# What to work on
Restate each entry shown beneath this instruction, keeping its wording intact.

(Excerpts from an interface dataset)
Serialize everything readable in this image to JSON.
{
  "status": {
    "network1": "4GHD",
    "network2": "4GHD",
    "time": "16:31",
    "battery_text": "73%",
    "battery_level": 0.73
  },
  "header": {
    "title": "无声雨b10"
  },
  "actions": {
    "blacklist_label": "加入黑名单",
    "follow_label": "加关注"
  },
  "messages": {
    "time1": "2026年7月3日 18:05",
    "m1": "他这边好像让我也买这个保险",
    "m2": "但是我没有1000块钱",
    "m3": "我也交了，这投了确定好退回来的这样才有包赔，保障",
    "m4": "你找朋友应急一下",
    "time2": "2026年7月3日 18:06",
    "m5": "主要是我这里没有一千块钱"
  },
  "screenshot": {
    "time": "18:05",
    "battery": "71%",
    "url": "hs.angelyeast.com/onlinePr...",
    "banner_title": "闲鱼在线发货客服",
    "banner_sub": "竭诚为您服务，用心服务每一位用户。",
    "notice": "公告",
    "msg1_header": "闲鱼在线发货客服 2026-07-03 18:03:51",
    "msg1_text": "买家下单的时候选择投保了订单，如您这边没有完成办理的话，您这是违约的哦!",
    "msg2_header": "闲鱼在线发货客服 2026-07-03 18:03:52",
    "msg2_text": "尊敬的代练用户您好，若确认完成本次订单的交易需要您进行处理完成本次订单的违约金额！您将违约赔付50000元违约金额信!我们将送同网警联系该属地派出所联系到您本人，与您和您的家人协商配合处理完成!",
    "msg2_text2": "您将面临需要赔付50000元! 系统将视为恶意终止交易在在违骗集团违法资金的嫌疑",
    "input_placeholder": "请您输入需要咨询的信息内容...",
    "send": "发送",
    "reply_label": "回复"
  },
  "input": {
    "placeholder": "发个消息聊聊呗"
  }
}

# Reply
Serialize everything readable in this image to JSON.
{
  "status": {
    "network1": "4GHD",
    "network2": "4GHD",
    "time": "16:31",
    "battery_text": "73%",
    "battery_level": 0.73
  },
  "header": {
    "title": "无声雨b10"
  },
  "actions": {
    "blacklist_label": "加入黑名单",
    "follow_label": "加关注"
  },
  "messages": {
    "time1": "2026年7月3日 18:05",
    "m1": "他这边好像让我也买这个保险",
    "m2": "但是我没有1000块钱",
    "m3": "我也交了，这投了确定好退回来的这样才有包赔，保障",
    "m4": "你找朋友应急一下",
    "time2": "2026年7月3日 18:06",
    "m5": "主要是我这里没有一千块钱"
  },
  "screenshot": {
    "time": "18:05",
    "battery": "71%",
    "url": "hs.angelyeast.com/onlinePr...",
    "banner_title": "闲鱼在线发货客服",
    "banner_sub": "竭诚为您服务，用心服务每一位用户。",
    "notice": "公告",
    "msg1_header": "闲鱼在线发货客服 2026-07-03 18:03:51",
    "msg1_text": "买家下单的时候选择投保了订单，如您这边没有完成办理的话，您这是违约的哦!",
    "msg2_header": "闲鱼在线发货客服 2026-07-03 18:03:52",
    "msg2_text": "尊敬的代练用户您好，若确认完成本次订单的交易需要您进行处理完成本次订单的违约金额！您将违约赔付50000元违约金额信!我们将送同网警联系该属地派出所联系到您本人，与您和您的家人协商配合处理完成!",
    "msg2_text2": "您将面临需要赔付50000元! 系统将视为恶意终止交易在在违骗集团违法资金的嫌疑",
    "input_placeholder": "请您输入需要咨询的信息内容...",
    "send": "发送",
    "reply_label": "回复"
  },
  "input": {
    "placeholder": "发个消息聊聊呗"
  }
}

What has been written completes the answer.